(Read more: Markets fear U.S. chilled by more than weather)
"The price action is telling you that these markets can deal with tapering as long as U.S. growth is picking up, but if the Fed is tapering at the same time U.S. growth is slowing down, that becomes a problem for markets," said David Woo, head of global rates and currency research at Bank of America Merrill Lynch.
Fourth-quarter growth was a strong 3.2 percent, but most economists expect to see a slower first quarter.
Data have "been weighed down by the weather," Woo said. "What worries me is [that the first-quarter] GDP growth is correlated more to the weather than the fourth quarter."
For instance, he found that based on a study of 10 years of activity, retail sales are correlated more to cold weather in February than in December—possibly a negative indicator for first-quarter consumer spending.
Woo expects the weather to continue to be reflected in economic reports, and therefore markets, but said there should be a strong rebound in economic activity this spring.
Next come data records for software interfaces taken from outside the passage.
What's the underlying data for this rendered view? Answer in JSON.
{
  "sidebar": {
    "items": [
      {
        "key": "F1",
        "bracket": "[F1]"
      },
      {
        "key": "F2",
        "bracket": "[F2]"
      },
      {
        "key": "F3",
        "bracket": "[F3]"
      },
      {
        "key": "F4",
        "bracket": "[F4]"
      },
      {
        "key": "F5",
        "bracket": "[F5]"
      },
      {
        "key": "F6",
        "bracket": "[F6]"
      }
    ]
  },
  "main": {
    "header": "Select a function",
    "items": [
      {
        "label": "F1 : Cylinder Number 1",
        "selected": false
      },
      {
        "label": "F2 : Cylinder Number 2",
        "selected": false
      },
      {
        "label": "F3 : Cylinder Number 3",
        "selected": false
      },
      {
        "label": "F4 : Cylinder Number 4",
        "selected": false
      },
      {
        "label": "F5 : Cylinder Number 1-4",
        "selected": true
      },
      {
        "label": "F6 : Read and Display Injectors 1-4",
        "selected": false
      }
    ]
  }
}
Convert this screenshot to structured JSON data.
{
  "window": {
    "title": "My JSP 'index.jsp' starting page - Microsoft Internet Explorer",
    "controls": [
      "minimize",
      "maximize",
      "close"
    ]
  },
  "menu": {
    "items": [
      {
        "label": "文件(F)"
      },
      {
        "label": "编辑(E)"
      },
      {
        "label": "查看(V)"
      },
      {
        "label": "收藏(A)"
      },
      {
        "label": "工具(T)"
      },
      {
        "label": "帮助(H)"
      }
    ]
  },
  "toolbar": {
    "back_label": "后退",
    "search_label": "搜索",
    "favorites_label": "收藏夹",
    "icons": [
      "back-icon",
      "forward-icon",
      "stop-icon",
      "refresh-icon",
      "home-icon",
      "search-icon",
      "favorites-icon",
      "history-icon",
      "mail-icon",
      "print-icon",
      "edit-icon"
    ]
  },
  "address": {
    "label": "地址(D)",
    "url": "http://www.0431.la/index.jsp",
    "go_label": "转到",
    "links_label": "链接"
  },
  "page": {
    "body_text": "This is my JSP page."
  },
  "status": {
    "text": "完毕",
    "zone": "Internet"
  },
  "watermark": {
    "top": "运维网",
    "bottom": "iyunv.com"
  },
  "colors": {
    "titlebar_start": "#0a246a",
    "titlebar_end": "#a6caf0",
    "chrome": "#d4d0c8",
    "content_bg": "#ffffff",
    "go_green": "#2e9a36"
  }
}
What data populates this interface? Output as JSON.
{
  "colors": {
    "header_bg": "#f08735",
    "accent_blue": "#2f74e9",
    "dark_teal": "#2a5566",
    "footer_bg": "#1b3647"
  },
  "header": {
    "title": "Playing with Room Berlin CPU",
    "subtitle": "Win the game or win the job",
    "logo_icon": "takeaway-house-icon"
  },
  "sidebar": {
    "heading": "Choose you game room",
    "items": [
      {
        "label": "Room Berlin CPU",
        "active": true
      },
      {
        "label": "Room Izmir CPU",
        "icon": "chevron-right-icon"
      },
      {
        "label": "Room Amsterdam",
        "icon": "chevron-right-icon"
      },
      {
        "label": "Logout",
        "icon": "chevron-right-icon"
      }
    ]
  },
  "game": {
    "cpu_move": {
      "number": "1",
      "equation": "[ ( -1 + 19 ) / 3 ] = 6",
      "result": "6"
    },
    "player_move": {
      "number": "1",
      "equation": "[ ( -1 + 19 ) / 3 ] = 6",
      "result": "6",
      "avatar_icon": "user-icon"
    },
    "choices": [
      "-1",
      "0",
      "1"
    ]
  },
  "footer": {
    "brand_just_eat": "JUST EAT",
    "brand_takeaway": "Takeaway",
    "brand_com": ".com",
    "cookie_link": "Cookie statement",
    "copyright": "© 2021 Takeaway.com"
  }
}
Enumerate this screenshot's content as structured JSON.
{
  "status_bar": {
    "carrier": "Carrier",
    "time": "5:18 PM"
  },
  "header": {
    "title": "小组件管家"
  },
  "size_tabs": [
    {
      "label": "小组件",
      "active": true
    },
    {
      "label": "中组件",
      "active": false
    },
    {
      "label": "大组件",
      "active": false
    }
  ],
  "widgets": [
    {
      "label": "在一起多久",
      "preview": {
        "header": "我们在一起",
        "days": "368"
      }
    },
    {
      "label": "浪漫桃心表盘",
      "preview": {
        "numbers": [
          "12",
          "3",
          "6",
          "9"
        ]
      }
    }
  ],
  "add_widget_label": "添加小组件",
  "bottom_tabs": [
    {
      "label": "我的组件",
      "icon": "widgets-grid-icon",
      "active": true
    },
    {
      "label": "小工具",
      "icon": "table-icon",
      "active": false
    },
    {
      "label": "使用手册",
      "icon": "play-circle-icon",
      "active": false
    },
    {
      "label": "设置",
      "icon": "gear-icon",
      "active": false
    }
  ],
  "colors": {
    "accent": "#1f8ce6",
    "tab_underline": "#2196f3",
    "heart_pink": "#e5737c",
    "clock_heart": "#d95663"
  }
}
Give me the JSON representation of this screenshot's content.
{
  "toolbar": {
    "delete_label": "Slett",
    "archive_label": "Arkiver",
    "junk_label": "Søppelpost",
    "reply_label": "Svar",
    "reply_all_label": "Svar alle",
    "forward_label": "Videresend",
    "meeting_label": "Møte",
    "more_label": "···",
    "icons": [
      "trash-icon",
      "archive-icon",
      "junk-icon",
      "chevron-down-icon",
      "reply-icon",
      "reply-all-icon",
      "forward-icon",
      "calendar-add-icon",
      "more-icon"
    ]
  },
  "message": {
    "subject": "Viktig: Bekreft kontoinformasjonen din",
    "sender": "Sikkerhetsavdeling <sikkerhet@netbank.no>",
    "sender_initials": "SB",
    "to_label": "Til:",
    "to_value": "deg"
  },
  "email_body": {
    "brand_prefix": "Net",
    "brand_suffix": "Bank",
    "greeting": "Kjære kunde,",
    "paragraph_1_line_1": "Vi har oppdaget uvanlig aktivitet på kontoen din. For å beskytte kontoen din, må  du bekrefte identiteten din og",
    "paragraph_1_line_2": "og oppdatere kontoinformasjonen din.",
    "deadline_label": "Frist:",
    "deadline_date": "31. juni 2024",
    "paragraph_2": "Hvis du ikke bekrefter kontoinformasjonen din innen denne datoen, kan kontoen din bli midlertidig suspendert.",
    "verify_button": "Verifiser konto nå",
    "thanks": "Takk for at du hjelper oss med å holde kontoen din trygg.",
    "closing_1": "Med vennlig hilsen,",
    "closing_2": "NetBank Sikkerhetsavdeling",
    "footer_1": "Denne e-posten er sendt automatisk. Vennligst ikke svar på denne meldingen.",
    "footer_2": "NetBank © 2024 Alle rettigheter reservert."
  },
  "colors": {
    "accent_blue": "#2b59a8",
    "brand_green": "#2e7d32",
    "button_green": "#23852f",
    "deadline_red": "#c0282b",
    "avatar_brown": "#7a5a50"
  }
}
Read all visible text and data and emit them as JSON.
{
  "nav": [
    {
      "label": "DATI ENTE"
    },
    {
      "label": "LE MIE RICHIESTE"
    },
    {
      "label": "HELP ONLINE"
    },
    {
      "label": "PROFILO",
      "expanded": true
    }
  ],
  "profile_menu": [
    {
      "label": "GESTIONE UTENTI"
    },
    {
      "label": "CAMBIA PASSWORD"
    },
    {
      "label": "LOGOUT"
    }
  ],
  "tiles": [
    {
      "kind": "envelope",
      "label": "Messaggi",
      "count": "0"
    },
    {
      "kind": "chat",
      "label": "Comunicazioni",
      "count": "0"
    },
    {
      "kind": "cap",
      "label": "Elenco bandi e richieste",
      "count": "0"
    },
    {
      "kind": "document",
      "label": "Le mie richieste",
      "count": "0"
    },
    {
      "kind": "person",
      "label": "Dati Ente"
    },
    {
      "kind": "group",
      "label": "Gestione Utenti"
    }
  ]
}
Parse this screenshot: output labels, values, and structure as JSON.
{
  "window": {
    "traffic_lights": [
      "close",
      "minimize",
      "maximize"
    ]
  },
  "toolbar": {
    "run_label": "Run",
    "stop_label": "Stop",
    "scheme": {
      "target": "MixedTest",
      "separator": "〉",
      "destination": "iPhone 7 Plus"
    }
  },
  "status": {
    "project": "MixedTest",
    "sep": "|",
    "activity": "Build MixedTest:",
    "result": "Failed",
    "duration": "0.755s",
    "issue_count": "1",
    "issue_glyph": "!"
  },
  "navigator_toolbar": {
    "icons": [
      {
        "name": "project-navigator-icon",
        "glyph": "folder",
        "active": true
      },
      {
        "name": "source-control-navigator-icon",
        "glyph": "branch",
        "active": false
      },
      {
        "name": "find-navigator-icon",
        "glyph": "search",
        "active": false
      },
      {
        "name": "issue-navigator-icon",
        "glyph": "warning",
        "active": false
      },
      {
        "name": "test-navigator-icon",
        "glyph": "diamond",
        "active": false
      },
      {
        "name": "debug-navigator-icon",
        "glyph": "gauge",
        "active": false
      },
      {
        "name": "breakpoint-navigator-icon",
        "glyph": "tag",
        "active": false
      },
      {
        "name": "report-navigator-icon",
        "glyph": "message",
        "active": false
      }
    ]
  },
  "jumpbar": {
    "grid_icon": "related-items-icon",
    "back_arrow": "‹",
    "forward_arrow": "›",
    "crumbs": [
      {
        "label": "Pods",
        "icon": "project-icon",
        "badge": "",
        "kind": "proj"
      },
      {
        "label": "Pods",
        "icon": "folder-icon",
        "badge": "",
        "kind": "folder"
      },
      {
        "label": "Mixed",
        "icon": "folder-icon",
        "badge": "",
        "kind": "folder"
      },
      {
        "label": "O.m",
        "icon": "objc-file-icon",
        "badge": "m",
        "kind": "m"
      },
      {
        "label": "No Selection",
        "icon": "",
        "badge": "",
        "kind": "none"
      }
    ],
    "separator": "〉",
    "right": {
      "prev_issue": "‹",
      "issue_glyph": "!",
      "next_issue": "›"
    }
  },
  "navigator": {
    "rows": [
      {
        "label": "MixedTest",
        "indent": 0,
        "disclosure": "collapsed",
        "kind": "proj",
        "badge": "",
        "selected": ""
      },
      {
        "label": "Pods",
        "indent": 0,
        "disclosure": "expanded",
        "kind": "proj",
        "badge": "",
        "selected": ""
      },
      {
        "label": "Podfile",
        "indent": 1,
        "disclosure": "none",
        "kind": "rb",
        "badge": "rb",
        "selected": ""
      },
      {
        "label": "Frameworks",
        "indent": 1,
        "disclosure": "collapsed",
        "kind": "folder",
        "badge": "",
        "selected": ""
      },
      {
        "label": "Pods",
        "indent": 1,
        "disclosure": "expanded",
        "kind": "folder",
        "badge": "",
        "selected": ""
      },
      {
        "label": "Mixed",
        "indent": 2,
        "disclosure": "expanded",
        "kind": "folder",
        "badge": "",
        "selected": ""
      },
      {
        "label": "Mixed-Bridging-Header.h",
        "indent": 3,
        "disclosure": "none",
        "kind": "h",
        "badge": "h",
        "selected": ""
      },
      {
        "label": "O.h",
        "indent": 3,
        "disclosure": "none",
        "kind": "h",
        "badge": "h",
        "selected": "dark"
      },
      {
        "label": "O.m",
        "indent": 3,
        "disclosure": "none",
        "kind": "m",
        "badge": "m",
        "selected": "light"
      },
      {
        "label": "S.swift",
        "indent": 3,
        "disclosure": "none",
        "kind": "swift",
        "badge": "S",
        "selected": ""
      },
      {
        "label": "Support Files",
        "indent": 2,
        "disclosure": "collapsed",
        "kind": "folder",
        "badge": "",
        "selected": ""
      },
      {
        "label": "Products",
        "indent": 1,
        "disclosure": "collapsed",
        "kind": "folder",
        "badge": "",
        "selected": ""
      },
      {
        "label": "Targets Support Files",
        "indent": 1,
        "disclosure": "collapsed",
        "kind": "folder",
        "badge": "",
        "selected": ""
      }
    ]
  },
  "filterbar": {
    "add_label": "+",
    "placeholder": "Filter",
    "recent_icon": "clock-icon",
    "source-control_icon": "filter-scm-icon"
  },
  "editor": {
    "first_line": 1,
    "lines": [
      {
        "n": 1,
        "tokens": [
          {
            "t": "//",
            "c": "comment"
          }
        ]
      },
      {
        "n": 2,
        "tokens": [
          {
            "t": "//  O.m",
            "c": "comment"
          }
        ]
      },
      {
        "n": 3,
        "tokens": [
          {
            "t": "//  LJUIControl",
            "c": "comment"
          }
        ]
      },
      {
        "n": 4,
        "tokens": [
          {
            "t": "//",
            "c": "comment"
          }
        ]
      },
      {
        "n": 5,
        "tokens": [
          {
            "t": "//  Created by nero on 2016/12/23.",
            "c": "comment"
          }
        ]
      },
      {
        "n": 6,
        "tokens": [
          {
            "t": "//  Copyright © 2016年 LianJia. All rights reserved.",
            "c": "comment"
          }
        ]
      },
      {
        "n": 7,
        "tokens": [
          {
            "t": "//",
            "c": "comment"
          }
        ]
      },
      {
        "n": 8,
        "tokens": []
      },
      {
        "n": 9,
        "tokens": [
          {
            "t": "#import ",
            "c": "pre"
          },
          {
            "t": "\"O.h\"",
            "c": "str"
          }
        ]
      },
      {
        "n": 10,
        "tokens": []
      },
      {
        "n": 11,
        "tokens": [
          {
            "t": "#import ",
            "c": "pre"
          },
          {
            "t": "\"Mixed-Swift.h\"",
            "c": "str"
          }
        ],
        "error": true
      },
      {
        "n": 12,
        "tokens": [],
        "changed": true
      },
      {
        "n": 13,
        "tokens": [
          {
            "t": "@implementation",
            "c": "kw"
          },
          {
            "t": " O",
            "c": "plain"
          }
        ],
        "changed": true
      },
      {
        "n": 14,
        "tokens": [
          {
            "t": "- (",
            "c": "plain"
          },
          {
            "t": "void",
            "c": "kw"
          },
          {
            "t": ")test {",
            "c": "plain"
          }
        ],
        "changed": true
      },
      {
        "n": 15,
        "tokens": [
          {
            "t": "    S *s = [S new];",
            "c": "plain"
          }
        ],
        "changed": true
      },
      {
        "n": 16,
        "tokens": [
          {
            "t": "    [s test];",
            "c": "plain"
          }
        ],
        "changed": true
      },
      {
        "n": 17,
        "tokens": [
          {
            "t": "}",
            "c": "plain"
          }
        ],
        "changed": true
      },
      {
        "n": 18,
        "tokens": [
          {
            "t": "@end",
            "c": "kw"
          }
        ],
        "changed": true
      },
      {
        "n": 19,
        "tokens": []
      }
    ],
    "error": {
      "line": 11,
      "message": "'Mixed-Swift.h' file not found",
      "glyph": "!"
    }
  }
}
While still difficult to quantify, first-quarter GDP growth could be impacted by about half a percent, said Chris Rupkey, chief financial economist at Bank of Tokyo-Mitsubishi. He said the weather has a mixed impact on GDP, and he still expects to see 3 percent growth in the first quarter.
"Our spending on utilities would be stronger, and that would be adding to consumer spending," Rupkey said. "That's one thing that argues against the slowdown … but I think net-net, consumer spending on goods that people buy in shops and malls, the slowdown there is going to trump whatever extra spending consumers do to heat their homes this winter. We haven't seen it for a while, but weather can provide a pretty significant headwind for GDP growth."
Citigroup economists cut their forecast last week for first-quarter growth to between 1.5 percent and 2 percent from 2.4 percent, partly because of weather, according to Robert DiClemente, Citigroup's chief U.S. economist.
"The good news is it's winter and it's always winter this time of year," he said. "You don't do a lot of housing activity. Everything shifts down. It's a question of is it normal? … This has been extreme in every way. It's been incredibly erratic."
Economists say winter economic reports are seasonally adjusted to account for bad weather, so there should be some consideration for weather impact, but not this much.
March is the wild card, DiClemente said, as economic activity could jump if the disruptive weather stops and that month is milder.
"The seasonals anticipate normal weather," he said. "My favorite is March ... a month that doesn't belong to winter or spring. And March by its nature is the most volatile month. It could be this ... is the year we get a gangbuster jobs number because it would be the cleanup from the bogus winter effect."
This was supposed to be a better year for reading the economic tea leaves.
"This was the year of no more excuses, no more fiscal drag, no more fiscal headwind," DiClemente said. "We were finally going to see the economy on its own, and along comes this absolutely bizarre winter. I'm hoping we can revise [GDP] up again."